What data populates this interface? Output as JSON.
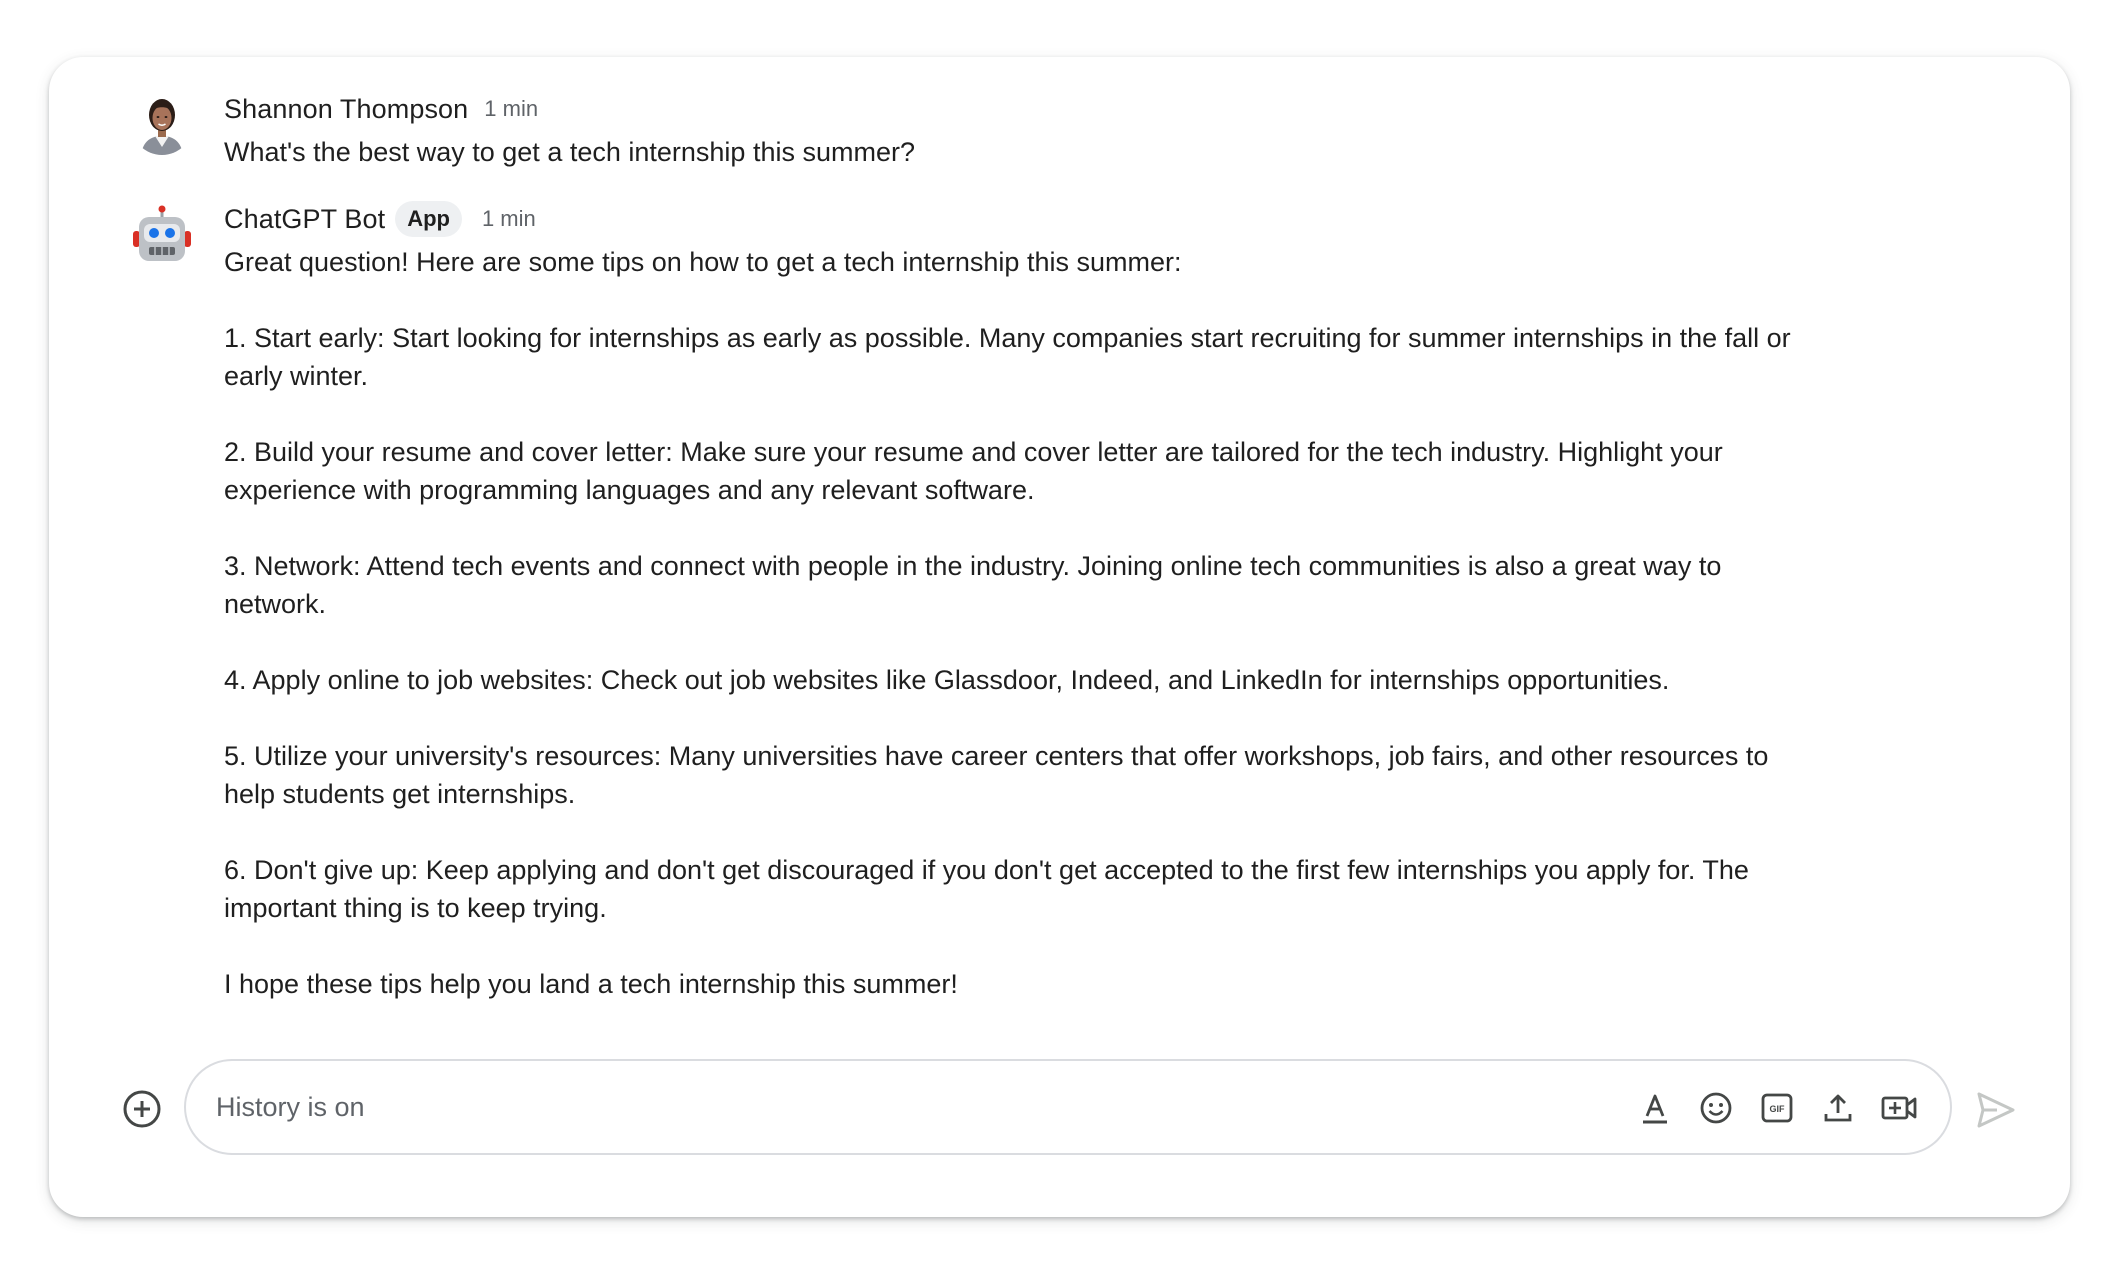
{
  "messages": [
    {
      "sender": "Shannon Thompson",
      "time": "1 min",
      "text": "What's the best way to get a tech internship this summer?"
    },
    {
      "sender": "ChatGPT Bot",
      "badge": "App",
      "time": "1 min",
      "paragraphs": [
        "Great question! Here are some tips on how to get a tech internship this summer:",
        "1. Start early: Start looking for internships as early as possible. Many companies start recruiting for summer internships in the fall or early winter.",
        "2. Build your resume and cover letter: Make sure your resume and cover letter are tailored for the tech industry. Highlight your experience with programming languages and any relevant software.",
        "3. Network: Attend tech events and connect with people in the industry. Joining online tech communities is also a great way to network.",
        "4. Apply online to job websites: Check out job websites like Glassdoor, Indeed, and LinkedIn for internships opportunities.",
        "5. Utilize your university's resources: Many universities have career centers that offer workshops, job fairs, and other resources to help students get internships.",
        "6. Don't give up: Keep applying and don't get discouraged if you don't get accepted to the first few internships you apply for. The important thing is to keep trying.",
        "I hope these tips help you land a tech internship this summer!"
      ]
    }
  ],
  "composer": {
    "placeholder": "History is on",
    "icons": [
      "add-circle-icon",
      "text-format-icon",
      "emoji-icon",
      "gif-icon",
      "upload-icon",
      "video-call-icon",
      "send-icon"
    ]
  },
  "colors": {
    "text": "#1f1f1f",
    "muted": "#5f6368",
    "border": "#dadce0",
    "badge_bg": "#eef0f2",
    "send_disabled": "#c4c7c5"
  }
}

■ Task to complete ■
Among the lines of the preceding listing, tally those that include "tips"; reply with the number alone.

■ Final answer ■
2